Biden Admin Pauses Permits for New Fossil Fuel Projects
The Biden administration said Saturday it would halt all federal decisions on new oil and gas projects due to an ongoing legal battle over how to assess their climate impacts.
The administration’s pause comes alongside an appeal of a decision from a Trump-appointed judge, who ruled earlier this month that the administration could not use a higher estimate for the cost of allowing additional carbon dioxide emissions.
“[W]ork surrounding public-facing rules, grants, leases, permits, and other projects has been delayed or stopped altogether so that agencies can assess whether and how they can proceed,” the Department of Justice wrote in its legal filing.

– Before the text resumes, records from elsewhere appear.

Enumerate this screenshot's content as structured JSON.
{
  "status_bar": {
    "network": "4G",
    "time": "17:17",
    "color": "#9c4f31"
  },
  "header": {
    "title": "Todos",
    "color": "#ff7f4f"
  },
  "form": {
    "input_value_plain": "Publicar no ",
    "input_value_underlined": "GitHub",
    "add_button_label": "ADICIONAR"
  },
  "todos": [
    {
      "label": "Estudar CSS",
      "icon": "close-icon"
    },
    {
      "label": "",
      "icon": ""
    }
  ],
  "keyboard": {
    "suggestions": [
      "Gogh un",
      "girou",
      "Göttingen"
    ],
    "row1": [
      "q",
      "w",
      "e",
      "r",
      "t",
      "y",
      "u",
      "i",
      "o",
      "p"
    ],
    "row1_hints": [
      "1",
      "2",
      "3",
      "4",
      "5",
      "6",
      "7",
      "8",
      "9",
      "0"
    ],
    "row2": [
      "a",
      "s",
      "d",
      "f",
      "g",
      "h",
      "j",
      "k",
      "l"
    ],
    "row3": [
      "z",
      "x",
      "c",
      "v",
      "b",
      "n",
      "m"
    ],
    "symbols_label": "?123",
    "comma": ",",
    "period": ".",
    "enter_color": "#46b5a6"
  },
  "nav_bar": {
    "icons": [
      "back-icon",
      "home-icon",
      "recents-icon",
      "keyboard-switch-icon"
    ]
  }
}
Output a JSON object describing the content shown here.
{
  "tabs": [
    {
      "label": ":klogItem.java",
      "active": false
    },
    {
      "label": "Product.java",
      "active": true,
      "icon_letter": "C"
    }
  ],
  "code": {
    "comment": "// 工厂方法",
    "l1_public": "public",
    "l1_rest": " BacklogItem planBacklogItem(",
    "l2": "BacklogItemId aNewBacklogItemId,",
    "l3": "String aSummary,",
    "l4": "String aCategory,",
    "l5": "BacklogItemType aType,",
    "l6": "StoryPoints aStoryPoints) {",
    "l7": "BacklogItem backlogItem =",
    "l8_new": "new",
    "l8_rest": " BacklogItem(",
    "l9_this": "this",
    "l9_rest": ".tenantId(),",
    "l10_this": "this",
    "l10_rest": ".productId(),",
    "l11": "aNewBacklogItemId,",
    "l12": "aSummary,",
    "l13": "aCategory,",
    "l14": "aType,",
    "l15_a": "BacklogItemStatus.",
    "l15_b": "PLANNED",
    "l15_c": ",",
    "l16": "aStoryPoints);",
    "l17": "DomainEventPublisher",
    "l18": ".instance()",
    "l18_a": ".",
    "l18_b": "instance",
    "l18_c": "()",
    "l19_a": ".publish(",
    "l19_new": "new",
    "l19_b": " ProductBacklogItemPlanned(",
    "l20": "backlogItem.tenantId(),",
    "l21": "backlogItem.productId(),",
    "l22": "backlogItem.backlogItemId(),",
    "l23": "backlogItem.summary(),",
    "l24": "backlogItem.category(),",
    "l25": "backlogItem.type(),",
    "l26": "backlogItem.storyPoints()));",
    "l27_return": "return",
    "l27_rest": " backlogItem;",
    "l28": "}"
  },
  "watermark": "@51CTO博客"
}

The legal dispute revolves around the “social cost of carbon,” The New York Times explained. This is the metric used to determine how much a given fossil-fuel project may cost the economy by contributing to the climate crisis so that it can be weighed against the initial economic benefits. The Obama administration set the social cost of carbon at $51 per ton of carbon dioxide emitted by burning fossil fuels, while the Trump administration lowered it to $7. The Biden administration then raised it back to $51 and has convened a working group to update it further.
However, that was not the end of the story. Ten Republican attorneys general sued the Biden administration for upping the estimate again, saying that it disproportionately harmed energy producing states, HuffPost reported. Then, on Friday, February 11, U.S. District Judge James Cain of the Western District of Louisiana ruled in favor of the Republican states and blocked the Biden administration from using the higher social cost of carbon estimate, as AP News reported at the time. Cain wrote that the higher estimate would “artificially increase the cost estimates of lease sales.”
Environmental groups praised the Biden administration for halting new leases and permits while the court battle plays out, but expressed concern about how it would ultimately resolve.
“It’s a mixed bag,” Center for Biological Diversity director of government affairs Brett Hartl told The New York Times. “They will have to issue the leases at some point, and they won’t be able to use the social cost of carbon.”
However, the Department of Justice felt that its appeal would ultimately triumph.
“From President Nixon on, every President has imposed some internal Executive Branch requirement for federal agencies to assess the costs and benefits of major government actions,” the legal filing reads. “Section 5 of Executive Order 13990, which directs the development of rigorous, standardized estimates of the social costs of greenhouse gas emissions for use in regulatory analysis, falls comfortably within this well established tradition of presidential supervision of Executive Branch policymaking. But in replacing presidential supervision with judicial decree, this nationwide preliminary injunction upends that tradition, unsettles more than five decades of regulatory practice, intrudes upon the President’s Article II authority, and casts doubt on the legality of numerous Executive Orders issued to guide agencies in their preparation of regulatory analyses.”
In the meantime, immediate fallout from Cain’s decision and the administration’s appeal puts the agenda of both the pro-fossil-fuel and the pro-climate-action camps on hold, The New York Times reported. A lease sale for drilling in Wyoming is now delayed, as is the work of the interagency group that was updating the social cost of carbon.
“The consequences of the injunction are dramatic,” the Biden administration wrote in the filing. “Pending rulemakings in separate agencies throughout the government — none of which were actually challenged here — will now be delayed. Other agency actions may now be abandoned due to an inability to redo related environmental analyses in time to meet mandatory deadlines.”